Posted By: Camila Orti
People in Lincoln are seeing a change at the gas pump.
We're used to seeing mid-grade gasoline contain ten percent ethanol. Now the lowest-grade, regular 87-octane, has ethanol in it, too.
Consumers that don't want to use ethanol might be feeling some pressure.
"I'm not a big fan of the ethanol, I don't think we should be forced to have it in our gasoline," Michael Matthews said.
"I usually use ethanol, obviously it's cheaper for one, but ethanol normally burns cleaner," KC Gruber said.
Within the last week, shipments of gas to the state of Nebraska have changed. Gasoline is lower quality, coming in with a lower octane level. In order to bump it up to the minimum 87–octane required, manufacturers must mix it with ten percent ethanol.
That means there will only be one option available for those who don't want to put ethanol in their vehicles.
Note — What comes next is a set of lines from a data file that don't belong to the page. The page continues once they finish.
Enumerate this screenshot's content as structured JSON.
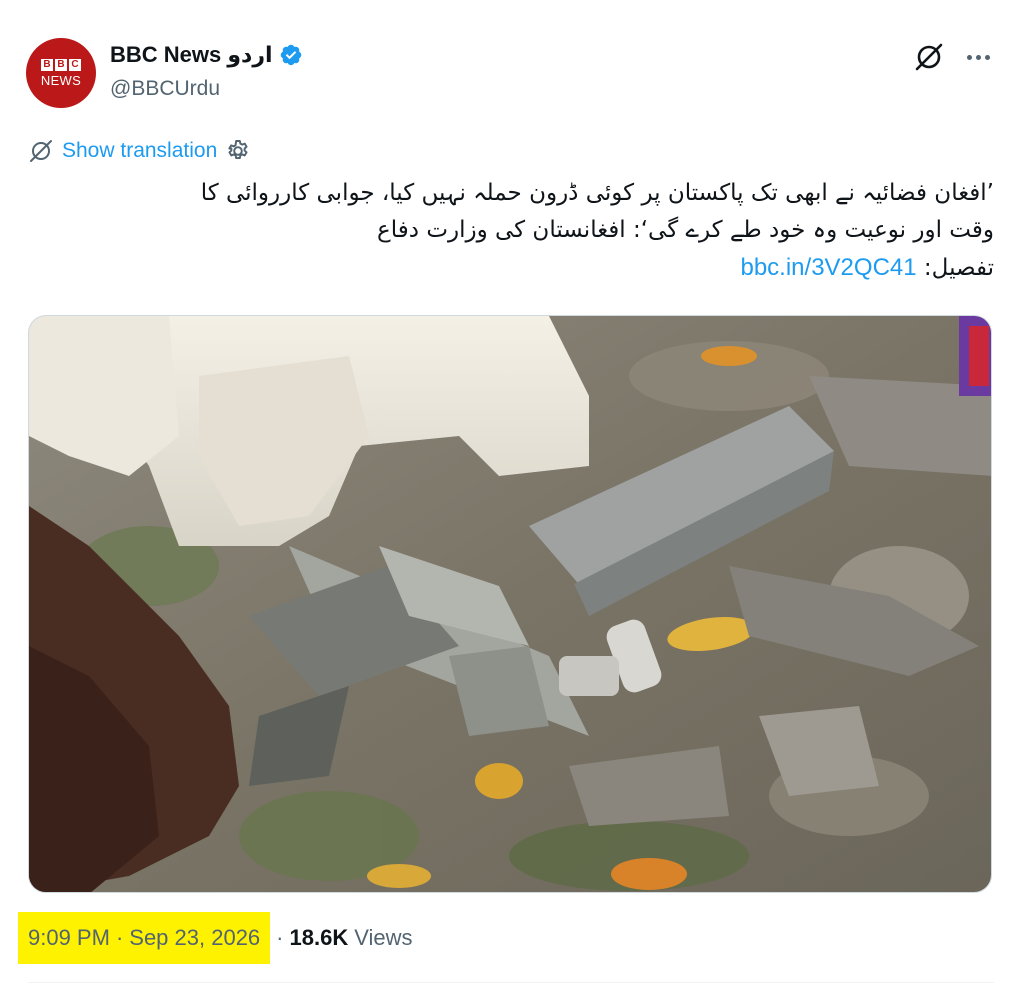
{
  "account": {
    "display_name": "BBC News اردو",
    "handle": "@BBCUrdu",
    "verified": true,
    "avatar": {
      "letters": [
        "B",
        "B",
        "C"
      ],
      "word": "NEWS",
      "color": "#bb1919"
    }
  },
  "actions": {
    "grok_icon": "grok-slash-icon",
    "more_icon": "more-dots-icon"
  },
  "translation": {
    "label": "Show translation"
  },
  "tweet": {
    "line1": "’افغان فضائیہ نے ابھی تک پاکستان پر کوئی ڈرون حملہ نہیں کیا، جوابی کارروائی کا",
    "line2": "وقت اور نوعیت وہ خود طے کرے گی‘: افغانستان کی وزارت دفاع",
    "line3_prefix": "تفصیل: ",
    "link": "bbc.in/3V2QC41"
  },
  "media": {
    "alt": "drone wreckage photo"
  },
  "meta": {
    "time": "9:09 PM",
    "separator": "·",
    "date": "Sep 23, 2026",
    "views_count": "18.6K",
    "views_label": "Views",
    "highlight_color": "#fff200"
  },
  "colors": {
    "link": "#1d9bf0",
    "secondary": "#536471",
    "text": "#0f1419",
    "verified": "#1d9bf0"
  }
}
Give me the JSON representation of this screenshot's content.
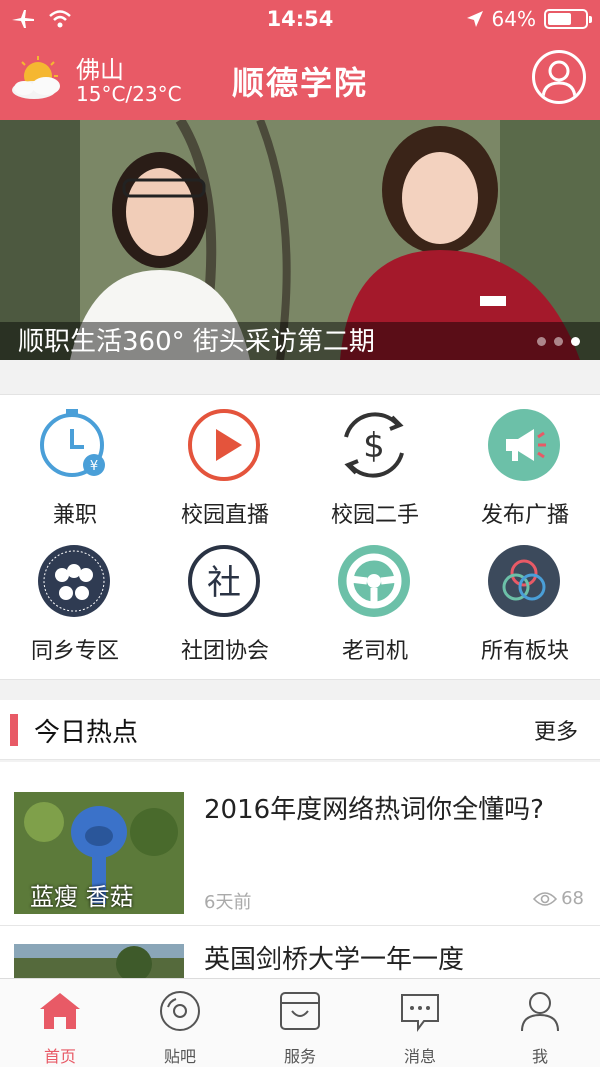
{
  "status_bar": {
    "time": "14:54",
    "battery_text": "64%",
    "battery_level": 0.64
  },
  "header": {
    "city": "佛山",
    "temperature": "15°C/23°C",
    "title": "顺德学院",
    "accent_color": "#e85a66"
  },
  "banner": {
    "caption": "顺职生活360° 街头采访第二期",
    "slide_count": 3,
    "active_slide": 3
  },
  "grid": {
    "items": [
      {
        "label": "兼职",
        "icon": "clock-money-icon"
      },
      {
        "label": "校园直播",
        "icon": "play-icon"
      },
      {
        "label": "校园二手",
        "icon": "dollar-cycle-icon"
      },
      {
        "label": "发布广播",
        "icon": "megaphone-icon"
      },
      {
        "label": "同乡专区",
        "icon": "people-group-icon"
      },
      {
        "label": "社团协会",
        "icon": "club-icon"
      },
      {
        "label": "老司机",
        "icon": "steering-wheel-icon"
      },
      {
        "label": "所有板块",
        "icon": "all-boards-icon"
      }
    ]
  },
  "hot_section": {
    "title": "今日热点",
    "more_label": "更多"
  },
  "feed": {
    "items": [
      {
        "title": "2016年度网络热词你全懂吗?",
        "thumb_caption": "蓝瘦 香菇",
        "time": "6天前",
        "views": "68"
      },
      {
        "title": "英国剑桥大学一年一度",
        "thumb_caption": "",
        "time": "",
        "views": ""
      }
    ]
  },
  "tabbar": {
    "tabs": [
      {
        "label": "首页",
        "icon": "home-icon",
        "active": true
      },
      {
        "label": "贴吧",
        "icon": "disc-icon",
        "active": false
      },
      {
        "label": "服务",
        "icon": "basket-icon",
        "active": false
      },
      {
        "label": "消息",
        "icon": "chat-bubble-icon",
        "active": false
      },
      {
        "label": "我",
        "icon": "user-icon",
        "active": false
      }
    ]
  }
}
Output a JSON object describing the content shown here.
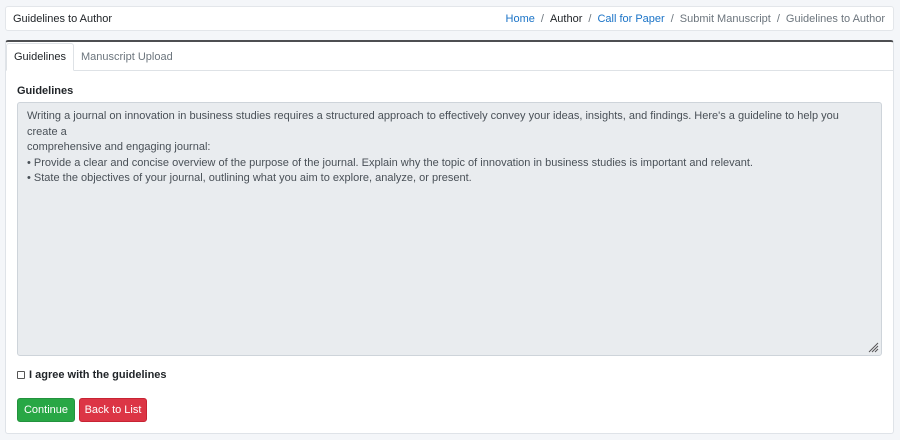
{
  "header": {
    "title": "Guidelines to Author",
    "breadcrumb": [
      {
        "label": "Home"
      },
      {
        "label": "Author"
      },
      {
        "label": "Call for Paper"
      },
      {
        "label": "Submit Manuscript"
      },
      {
        "label": "Guidelines to Author"
      }
    ]
  },
  "tabs": [
    {
      "label": "Guidelines",
      "active": true
    },
    {
      "label": "Manuscript Upload",
      "active": false
    }
  ],
  "guidelines": {
    "heading": "Guidelines",
    "lines": [
      "Writing a journal on innovation in business studies requires a structured approach to effectively convey your ideas, insights, and findings. Here's a guideline to help you create a",
      "comprehensive and engaging journal:",
      "• Provide a clear and concise overview of the purpose of the journal. Explain why the topic of innovation in business studies is important and relevant.",
      "• State the objectives of your journal, outlining what you aim to explore, analyze, or present."
    ]
  },
  "agreement": {
    "label": "I agree with the guidelines",
    "checked": false
  },
  "buttons": {
    "continue": "Continue",
    "back": "Back to List"
  },
  "colors": {
    "link": "#1a73c7",
    "continue": "#28a745",
    "back": "#dc3545",
    "readonly_bg": "#e9ecef"
  }
}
"If there are some who absolutely insist that they don't want to use an ethanol blend, they're going to have to pay for that privilege, they're going to have to buy premium gasoline," Administrator for the Nebraska Ethanol Board, Todd Sneller said.
That gas is 35 to 40 cents more expensive per gallon compared to the regular stuff.
The change comes partly from a federal mandate that requires an increasing percentage of fuel to come from renewable sources, plus efforts from oil refineries to turn a bigger profit.
Marilyn Muir with AAA Nebraska says it's been a long time coming.
"Nebraska and Iowa was one of the last states to actually conform to this regulation so it's time to get on board, I guess," Muir said.
Sneller and Muir say as long as your car doesn't require premium gas, ethanol won't hurt it.
If you're in doubt on what your car needs, or if you think ethanol will hurt it, double check with your mechanic or manufacturer. Very old cars or anything with a V-10 engine, for example, should not use ethanol.